Description of the task → Identify, in the records below, every line where the string "Helps" appears, and copy each such line.

Interface dataset entries

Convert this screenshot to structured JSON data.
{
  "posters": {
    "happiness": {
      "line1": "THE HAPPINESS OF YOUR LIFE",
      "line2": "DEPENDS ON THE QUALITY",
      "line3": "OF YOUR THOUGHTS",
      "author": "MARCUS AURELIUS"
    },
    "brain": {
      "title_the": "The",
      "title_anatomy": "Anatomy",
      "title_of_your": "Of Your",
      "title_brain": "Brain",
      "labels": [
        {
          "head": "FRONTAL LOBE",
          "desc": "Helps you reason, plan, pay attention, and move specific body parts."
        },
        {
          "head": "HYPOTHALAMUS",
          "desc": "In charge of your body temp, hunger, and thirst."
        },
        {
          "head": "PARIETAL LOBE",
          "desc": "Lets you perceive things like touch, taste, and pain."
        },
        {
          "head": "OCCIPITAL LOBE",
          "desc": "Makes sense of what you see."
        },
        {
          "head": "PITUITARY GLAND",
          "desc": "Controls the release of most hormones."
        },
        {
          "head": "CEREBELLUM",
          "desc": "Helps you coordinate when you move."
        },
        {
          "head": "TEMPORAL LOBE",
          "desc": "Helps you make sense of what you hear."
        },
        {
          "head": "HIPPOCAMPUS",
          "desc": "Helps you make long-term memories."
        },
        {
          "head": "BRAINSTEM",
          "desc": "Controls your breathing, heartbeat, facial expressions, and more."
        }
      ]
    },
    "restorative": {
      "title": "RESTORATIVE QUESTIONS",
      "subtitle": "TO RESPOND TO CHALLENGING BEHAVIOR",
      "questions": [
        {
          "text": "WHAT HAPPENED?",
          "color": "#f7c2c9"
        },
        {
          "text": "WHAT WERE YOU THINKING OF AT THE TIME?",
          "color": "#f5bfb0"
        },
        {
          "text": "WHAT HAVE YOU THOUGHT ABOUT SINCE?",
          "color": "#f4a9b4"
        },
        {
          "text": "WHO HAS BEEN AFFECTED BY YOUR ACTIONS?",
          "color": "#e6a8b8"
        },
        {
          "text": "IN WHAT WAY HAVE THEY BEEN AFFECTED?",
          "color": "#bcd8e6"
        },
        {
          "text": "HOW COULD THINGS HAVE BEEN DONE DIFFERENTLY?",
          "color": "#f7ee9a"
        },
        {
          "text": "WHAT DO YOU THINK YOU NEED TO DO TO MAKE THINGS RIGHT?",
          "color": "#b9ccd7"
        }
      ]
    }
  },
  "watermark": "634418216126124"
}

Result →
          "desc": "Helps you reason, plan, pay attention, and move specific body parts."
          "desc": "Helps you coordinate when you move."
          "desc": "Helps you make sense of what you hear."
          "desc": "Helps you make long-term memories."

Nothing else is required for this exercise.